- What this task involves:
Copy all of the records below verbatim.

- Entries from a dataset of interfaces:
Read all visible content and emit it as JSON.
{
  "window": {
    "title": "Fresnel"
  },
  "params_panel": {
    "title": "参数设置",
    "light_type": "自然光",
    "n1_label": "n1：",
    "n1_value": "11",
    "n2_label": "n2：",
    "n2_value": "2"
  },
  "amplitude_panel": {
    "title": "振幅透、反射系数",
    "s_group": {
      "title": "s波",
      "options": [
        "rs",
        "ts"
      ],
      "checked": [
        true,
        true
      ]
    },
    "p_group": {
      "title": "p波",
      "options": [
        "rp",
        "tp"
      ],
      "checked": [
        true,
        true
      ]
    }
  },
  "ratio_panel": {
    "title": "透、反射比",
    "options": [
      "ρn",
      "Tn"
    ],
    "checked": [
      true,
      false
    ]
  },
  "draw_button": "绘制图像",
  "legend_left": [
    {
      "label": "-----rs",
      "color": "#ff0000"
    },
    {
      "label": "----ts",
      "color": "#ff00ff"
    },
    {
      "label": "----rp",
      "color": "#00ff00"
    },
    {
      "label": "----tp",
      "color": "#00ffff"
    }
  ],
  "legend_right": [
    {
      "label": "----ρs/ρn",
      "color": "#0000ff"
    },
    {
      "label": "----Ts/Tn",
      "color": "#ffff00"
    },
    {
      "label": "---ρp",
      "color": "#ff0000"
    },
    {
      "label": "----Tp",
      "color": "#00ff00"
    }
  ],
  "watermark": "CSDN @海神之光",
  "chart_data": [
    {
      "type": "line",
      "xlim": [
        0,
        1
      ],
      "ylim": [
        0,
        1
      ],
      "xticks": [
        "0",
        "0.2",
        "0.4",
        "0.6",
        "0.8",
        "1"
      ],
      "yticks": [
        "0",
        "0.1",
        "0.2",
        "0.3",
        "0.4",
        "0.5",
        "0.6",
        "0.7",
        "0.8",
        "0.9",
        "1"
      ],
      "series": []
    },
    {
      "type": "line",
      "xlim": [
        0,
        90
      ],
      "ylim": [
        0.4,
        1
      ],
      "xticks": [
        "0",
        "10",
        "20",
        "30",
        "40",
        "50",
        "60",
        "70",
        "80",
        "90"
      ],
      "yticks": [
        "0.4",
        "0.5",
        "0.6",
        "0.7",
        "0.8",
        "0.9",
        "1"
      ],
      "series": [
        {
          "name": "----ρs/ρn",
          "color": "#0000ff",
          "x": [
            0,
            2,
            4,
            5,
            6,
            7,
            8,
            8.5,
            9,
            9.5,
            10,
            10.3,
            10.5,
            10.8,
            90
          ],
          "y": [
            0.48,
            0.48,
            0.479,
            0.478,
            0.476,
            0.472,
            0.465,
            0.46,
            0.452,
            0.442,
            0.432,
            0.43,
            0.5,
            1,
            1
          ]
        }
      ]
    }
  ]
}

- Solution to this exercise:
Read all visible content and emit it as JSON.
{
  "window": {
    "title": "Fresnel"
  },
  "params_panel": {
    "title": "参数设置",
    "light_type": "自然光",
    "n1_label": "n1：",
    "n1_value": "11",
    "n2_label": "n2：",
    "n2_value": "2"
  },
  "amplitude_panel": {
    "title": "振幅透、反射系数",
    "s_group": {
      "title": "s波",
      "options": [
        "rs",
        "ts"
      ],
      "checked": [
        true,
        true
      ]
    },
    "p_group": {
      "title": "p波",
      "options": [
        "rp",
        "tp"
      ],
      "checked": [
        true,
        true
      ]
    }
  },
  "ratio_panel": {
    "title": "透、反射比",
    "options": [
      "ρn",
      "Tn"
    ],
    "checked": [
      true,
      false
    ]
  },
  "draw_button": "绘制图像",
  "legend_left": [
    {
      "label": "-----rs",
      "color": "#ff0000"
    },
    {
      "label": "----ts",
      "color": "#ff00ff"
    },
    {
      "label": "----rp",
      "color": "#00ff00"
    },
    {
      "label": "----tp",
      "color": "#00ffff"
    }
  ],
  "legend_right": [
    {
      "label": "----ρs/ρn",
      "color": "#0000ff"
    },
    {
      "label": "----Ts/Tn",
      "color": "#ffff00"
    },
    {
      "label": "---ρp",
      "color": "#ff0000"
    },
    {
      "label": "----Tp",
      "color": "#00ff00"
    }
  ],
  "watermark": "CSDN @海神之光",
  "chart_data": [
    {
      "type": "line",
      "xlim": [
        0,
        1
      ],
      "ylim": [
        0,
        1
      ],
      "xticks": [
        "0",
        "0.2",
        "0.4",
        "0.6",
        "0.8",
        "1"
      ],
      "yticks": [
        "0",
        "0.1",
        "0.2",
        "0.3",
        "0.4",
        "0.5",
        "0.6",
        "0.7",
        "0.8",
        "0.9",
        "1"
      ],
      "series": []
    },
    {
      "type": "line",
      "xlim": [
        0,
        90
      ],
      "ylim": [
        0.4,
        1
      ],
      "xticks": [
        "0",
        "10",
        "20",
        "30",
        "40",
        "50",
        "60",
        "70",
        "80",
        "90"
      ],
      "yticks": [
        "0.4",
        "0.5",
        "0.6",
        "0.7",
        "0.8",
        "0.9",
        "1"
      ],
      "series": [
        {
          "name": "----ρs/ρn",
          "color": "#0000ff",
          "x": [
            0,
            2,
            4,
            5,
            6,
            7,
            8,
            8.5,
            9,
            9.5,
            10,
            10.3,
            10.5,
            10.8,
            90
          ],
          "y": [
            0.48,
            0.48,
            0.479,
            0.478,
            0.476,
            0.472,
            0.465,
            0.46,
            0.452,
            0.442,
            0.432,
            0.43,
            0.5,
            1,
            1
          ]
        }
      ]
    }
  ]
}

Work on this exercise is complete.